--- Task to complete ---
Copy every line of the data in which the word "content" occurs.

--- Exercise materials ---
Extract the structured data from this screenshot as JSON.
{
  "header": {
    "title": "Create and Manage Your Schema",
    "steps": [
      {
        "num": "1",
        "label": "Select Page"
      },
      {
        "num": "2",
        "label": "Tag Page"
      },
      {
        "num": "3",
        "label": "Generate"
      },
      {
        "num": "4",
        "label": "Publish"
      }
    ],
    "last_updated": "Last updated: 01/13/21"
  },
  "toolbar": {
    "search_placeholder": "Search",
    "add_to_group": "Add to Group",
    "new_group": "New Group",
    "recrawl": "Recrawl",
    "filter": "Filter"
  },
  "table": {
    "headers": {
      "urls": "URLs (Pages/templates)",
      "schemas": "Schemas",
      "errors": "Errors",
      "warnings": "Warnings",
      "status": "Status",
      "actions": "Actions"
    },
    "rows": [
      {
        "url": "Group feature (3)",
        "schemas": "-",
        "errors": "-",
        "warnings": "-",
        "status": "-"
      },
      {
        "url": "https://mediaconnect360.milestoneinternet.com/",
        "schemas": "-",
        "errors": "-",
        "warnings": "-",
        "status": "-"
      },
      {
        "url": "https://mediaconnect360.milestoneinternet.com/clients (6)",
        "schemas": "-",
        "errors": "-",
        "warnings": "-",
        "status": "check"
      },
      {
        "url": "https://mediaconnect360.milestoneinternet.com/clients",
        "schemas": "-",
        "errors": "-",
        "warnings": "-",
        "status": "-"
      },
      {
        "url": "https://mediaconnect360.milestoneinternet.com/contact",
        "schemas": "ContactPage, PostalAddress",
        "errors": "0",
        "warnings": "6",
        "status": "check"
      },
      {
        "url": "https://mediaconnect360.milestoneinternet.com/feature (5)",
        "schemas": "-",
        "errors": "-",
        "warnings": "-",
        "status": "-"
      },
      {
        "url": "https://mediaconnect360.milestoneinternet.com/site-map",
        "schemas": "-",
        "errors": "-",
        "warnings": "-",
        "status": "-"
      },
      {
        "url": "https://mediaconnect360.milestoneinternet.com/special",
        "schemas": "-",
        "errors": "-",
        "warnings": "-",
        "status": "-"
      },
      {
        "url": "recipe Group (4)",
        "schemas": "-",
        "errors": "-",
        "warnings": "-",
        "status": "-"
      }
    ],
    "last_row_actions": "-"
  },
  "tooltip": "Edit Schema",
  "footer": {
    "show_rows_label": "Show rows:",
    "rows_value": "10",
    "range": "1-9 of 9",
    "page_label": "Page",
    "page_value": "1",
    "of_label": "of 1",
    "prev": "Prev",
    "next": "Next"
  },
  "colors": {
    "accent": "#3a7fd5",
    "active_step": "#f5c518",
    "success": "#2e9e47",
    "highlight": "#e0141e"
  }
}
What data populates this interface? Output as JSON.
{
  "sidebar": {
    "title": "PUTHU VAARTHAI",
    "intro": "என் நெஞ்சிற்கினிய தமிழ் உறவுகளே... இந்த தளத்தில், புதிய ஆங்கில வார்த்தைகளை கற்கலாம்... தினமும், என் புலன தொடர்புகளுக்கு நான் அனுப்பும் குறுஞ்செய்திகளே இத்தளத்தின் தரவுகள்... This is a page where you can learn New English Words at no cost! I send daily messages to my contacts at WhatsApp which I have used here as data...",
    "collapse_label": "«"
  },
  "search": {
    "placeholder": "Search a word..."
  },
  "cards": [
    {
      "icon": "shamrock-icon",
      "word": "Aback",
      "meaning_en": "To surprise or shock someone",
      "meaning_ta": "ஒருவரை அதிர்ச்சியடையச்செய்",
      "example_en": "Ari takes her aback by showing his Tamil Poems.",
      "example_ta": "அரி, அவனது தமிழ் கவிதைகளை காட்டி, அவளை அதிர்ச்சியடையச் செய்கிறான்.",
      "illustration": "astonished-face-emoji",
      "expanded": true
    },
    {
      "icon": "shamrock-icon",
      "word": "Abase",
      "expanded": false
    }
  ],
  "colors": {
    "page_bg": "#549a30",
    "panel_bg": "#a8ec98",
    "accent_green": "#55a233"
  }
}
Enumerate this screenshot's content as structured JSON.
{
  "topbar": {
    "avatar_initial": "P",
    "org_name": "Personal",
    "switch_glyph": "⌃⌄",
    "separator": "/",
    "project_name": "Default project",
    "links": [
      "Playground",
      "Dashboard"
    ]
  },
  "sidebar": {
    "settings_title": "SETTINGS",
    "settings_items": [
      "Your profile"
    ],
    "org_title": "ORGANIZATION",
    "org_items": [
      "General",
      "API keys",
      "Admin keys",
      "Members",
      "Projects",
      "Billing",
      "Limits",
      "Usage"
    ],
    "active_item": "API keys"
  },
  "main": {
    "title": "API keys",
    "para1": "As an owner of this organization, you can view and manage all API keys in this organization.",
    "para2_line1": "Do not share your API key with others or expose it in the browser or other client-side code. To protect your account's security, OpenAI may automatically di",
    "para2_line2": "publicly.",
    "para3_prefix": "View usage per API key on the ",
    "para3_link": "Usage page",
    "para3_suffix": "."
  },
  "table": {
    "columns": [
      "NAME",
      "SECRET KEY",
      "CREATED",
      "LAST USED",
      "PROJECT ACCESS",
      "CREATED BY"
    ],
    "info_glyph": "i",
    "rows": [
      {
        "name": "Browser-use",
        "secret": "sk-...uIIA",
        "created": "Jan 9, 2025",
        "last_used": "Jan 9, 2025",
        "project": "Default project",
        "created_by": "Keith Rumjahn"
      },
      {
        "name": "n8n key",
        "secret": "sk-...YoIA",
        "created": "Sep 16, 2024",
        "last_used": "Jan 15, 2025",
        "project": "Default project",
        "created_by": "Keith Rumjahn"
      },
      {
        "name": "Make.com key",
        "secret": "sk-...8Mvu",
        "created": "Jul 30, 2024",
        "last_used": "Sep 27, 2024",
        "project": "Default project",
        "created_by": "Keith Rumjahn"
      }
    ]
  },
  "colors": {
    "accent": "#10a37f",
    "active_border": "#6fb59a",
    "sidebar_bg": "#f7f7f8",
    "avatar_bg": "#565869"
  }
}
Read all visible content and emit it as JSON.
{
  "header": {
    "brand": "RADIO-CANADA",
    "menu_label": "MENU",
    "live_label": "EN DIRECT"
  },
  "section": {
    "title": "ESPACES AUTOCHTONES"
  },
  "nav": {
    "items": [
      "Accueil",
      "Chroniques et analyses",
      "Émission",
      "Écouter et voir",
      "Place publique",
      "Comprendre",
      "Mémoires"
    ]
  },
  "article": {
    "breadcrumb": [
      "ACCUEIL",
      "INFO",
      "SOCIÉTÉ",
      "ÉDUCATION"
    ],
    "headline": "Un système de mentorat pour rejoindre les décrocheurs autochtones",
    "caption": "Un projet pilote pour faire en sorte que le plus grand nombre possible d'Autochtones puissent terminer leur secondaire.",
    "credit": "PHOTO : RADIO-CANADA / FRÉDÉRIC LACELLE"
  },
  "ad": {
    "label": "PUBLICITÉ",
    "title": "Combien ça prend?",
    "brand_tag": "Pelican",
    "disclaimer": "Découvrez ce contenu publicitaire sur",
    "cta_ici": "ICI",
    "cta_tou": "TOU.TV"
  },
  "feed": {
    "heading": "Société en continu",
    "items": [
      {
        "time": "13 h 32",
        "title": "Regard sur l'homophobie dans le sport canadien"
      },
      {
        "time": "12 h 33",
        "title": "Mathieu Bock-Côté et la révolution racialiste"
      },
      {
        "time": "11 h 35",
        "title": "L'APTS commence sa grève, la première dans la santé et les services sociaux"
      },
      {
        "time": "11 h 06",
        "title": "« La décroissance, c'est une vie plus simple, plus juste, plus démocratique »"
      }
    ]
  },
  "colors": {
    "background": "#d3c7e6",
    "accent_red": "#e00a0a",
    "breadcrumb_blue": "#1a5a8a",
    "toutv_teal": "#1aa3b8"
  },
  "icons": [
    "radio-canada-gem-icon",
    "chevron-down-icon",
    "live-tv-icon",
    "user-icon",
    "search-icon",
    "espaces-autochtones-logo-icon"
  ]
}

--- Response ---
Enumerate this screenshot's content as structured JSON.
Read all visible content and emit it as JSON.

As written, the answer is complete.